U.S. Senator Larry Craig thanked Filipino veterans who fought alongside U.S. troops during World War II during a hearing held last Thursday and said he would work to help improve the benefits they receive. Many of them had come to Washington, D.C., to participate in and witness firsthand a hearing held by the Senate Committee on Veterans' Affairs.
"Your service is undeniable. It is historical fact. Victory in the Pacific would not have been assured without that help," said Craig (R-Idaho), the Ranking Member of the Committee.
The U.S. Department of Veterans Affairs has maintained a Regional Office in the Philippines since 1921 and currently operates a medical clinic near the capital city of Manila. It is the only VA facility located outside of the United States.

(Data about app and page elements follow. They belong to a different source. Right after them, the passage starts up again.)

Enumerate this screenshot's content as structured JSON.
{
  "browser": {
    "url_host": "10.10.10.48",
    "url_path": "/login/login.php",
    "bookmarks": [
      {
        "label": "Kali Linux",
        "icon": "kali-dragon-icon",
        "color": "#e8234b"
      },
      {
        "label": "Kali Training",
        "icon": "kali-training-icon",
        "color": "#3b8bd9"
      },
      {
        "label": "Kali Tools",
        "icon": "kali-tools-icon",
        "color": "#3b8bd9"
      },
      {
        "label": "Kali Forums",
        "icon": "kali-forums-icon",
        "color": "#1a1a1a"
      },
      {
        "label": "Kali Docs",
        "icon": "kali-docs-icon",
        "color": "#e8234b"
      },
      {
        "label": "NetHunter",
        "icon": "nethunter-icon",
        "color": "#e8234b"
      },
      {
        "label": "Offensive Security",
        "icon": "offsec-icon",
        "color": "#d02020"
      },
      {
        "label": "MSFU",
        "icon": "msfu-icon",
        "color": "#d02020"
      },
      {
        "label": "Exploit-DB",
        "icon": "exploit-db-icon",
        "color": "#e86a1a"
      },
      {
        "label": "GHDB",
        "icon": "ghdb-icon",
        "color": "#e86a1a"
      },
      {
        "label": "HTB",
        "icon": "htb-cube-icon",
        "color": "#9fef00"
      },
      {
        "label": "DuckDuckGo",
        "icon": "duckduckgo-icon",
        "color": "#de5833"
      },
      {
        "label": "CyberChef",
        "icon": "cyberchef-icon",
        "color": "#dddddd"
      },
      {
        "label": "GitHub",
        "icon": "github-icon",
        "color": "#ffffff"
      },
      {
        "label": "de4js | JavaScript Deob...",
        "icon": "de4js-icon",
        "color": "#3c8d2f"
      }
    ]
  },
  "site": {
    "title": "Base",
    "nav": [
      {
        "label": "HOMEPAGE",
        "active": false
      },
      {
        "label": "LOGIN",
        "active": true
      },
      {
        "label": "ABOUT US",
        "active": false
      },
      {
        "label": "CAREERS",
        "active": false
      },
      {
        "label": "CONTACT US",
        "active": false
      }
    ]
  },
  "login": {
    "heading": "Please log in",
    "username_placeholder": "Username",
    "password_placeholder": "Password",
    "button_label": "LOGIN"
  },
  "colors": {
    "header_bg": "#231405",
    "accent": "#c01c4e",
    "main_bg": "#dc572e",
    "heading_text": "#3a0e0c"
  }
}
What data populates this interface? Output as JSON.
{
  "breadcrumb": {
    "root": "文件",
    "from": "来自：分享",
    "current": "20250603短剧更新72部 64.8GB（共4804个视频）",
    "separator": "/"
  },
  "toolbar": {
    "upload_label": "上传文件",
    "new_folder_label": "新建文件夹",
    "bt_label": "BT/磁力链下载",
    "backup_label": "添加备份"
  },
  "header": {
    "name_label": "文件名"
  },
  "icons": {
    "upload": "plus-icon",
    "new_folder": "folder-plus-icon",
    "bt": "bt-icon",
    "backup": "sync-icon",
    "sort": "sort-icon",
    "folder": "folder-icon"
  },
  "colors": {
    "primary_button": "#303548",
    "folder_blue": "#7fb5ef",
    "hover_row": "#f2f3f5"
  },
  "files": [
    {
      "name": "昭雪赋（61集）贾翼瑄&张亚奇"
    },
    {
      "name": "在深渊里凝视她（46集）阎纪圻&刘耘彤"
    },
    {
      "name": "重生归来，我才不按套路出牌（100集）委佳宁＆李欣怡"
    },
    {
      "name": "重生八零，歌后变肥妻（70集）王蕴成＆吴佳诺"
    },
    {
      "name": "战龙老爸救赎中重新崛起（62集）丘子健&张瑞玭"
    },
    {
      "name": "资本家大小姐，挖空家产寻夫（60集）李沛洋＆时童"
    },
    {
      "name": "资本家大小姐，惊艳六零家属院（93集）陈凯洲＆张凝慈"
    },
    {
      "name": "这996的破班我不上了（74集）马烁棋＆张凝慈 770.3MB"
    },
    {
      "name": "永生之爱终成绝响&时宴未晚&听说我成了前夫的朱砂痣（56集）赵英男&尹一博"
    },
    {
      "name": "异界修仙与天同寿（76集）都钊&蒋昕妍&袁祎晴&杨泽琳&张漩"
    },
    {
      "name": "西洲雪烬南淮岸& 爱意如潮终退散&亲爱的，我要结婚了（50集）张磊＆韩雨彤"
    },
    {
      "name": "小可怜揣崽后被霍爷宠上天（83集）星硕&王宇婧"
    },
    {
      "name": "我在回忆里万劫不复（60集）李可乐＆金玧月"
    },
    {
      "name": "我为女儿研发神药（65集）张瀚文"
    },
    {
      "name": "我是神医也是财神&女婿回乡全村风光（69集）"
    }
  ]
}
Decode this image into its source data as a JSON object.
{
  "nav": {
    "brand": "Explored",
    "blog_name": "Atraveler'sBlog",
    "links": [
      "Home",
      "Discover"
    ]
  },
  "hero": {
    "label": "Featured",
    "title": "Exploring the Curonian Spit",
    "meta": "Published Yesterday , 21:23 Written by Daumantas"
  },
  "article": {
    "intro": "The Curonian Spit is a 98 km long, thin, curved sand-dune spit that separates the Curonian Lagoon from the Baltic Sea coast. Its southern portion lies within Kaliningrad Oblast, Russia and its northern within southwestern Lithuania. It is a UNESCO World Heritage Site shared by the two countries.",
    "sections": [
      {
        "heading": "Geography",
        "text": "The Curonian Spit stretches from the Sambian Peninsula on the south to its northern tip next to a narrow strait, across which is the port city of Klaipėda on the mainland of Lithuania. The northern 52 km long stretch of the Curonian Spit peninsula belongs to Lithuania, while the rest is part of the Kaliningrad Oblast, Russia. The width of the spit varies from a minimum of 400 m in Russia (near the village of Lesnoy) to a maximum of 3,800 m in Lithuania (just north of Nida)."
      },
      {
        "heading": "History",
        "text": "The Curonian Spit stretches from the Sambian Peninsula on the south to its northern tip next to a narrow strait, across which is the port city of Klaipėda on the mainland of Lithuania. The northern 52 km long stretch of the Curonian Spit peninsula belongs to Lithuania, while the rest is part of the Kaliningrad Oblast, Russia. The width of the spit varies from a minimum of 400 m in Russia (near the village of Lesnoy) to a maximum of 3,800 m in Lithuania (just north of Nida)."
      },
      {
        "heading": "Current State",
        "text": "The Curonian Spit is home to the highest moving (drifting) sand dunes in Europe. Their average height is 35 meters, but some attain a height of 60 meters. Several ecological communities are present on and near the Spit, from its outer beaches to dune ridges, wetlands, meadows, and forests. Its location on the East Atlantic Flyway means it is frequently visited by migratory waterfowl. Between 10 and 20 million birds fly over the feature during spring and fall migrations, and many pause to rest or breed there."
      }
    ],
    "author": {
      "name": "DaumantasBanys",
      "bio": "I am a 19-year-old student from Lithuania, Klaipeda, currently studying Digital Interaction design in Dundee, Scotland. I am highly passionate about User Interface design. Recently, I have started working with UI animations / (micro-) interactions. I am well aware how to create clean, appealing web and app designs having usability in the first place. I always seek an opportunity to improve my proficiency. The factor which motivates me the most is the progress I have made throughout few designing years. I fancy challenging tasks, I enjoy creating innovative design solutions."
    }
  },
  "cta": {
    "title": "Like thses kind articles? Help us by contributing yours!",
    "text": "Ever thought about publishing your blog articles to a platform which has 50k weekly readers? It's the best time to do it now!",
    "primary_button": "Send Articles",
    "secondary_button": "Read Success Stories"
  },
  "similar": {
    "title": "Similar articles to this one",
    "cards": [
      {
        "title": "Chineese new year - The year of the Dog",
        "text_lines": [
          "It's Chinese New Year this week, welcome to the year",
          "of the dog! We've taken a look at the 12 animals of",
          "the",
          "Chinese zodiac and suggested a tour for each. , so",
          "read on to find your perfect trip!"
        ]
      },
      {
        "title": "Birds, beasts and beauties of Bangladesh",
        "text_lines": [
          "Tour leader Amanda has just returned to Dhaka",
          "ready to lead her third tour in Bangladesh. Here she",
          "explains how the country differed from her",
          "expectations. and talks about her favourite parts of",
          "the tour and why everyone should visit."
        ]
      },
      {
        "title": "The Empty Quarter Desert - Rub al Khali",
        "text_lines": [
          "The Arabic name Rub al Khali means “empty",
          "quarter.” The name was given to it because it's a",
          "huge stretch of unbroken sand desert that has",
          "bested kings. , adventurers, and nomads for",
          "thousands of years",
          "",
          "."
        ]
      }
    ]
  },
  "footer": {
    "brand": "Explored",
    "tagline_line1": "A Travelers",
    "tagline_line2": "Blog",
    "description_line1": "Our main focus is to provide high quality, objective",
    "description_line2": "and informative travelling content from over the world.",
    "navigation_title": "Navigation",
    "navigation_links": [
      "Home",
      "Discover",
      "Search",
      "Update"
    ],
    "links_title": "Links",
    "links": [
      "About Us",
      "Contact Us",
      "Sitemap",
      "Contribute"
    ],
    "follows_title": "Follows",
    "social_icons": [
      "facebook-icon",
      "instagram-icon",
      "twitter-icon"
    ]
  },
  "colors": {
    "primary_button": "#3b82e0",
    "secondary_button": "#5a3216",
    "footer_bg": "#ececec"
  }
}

A new VA clinic will soon be built there as part of the U.S. plan to build a new embassy, which is scheduled to be completed in 2010.
The current VA clinic provides services to over 13,000 American veterans living in that island nation, as well medical care for the "Philippine Scouts" - native Filipinos who served in the U.S. Army's Philippine Department beginning in 1901 and on through World War II. Those Filipinos already receive the same benefits as other U.S. veterans.
But Craig said he will not support a new legislative proposal (S. 57) - in its current form - which would grant full VA benefits to those who served in the Philippine Commonwealth Army and to another group known as the New Philippine Scouts.
"While Filipino veterans were certainly U.S. nationals at the time of the war, a fact which heightens our obligation to them, they were also on a path to full independence as members of a sovereign nation. Yes, they fought for U.S. interests against a common enemy. But they also fought for their own homeland. As such, I believe that the governments of the Philippines and the United States collectively share responsibility for the care of these veterans," Craig said.
The Philippine government pays approximately $100 per month to its veterans who served during World War II. But if the U.S. began paying those veterans, the Philippine government would offset that nation's $100 monthly payment.
"I find that unacceptable. I am interested in improving benefits to Filipino veterans, not in merely shifting funding obligations from one nation's taxpayers to the other," Craig said.
The Congressional Budget Office estimates the cost of S. 57 at $1 billion over a ten year period, while VA officials estimate the cost could be as high as $4 billion over the same time frame.
"In times of budget deficits and with wounded coming back from Iraq and Afghanistan, we need to meet the needs of current tax payers and heroes of the present, while working to honor those who, so many years ago, fought alongside us in the cause of freedom," Craig said.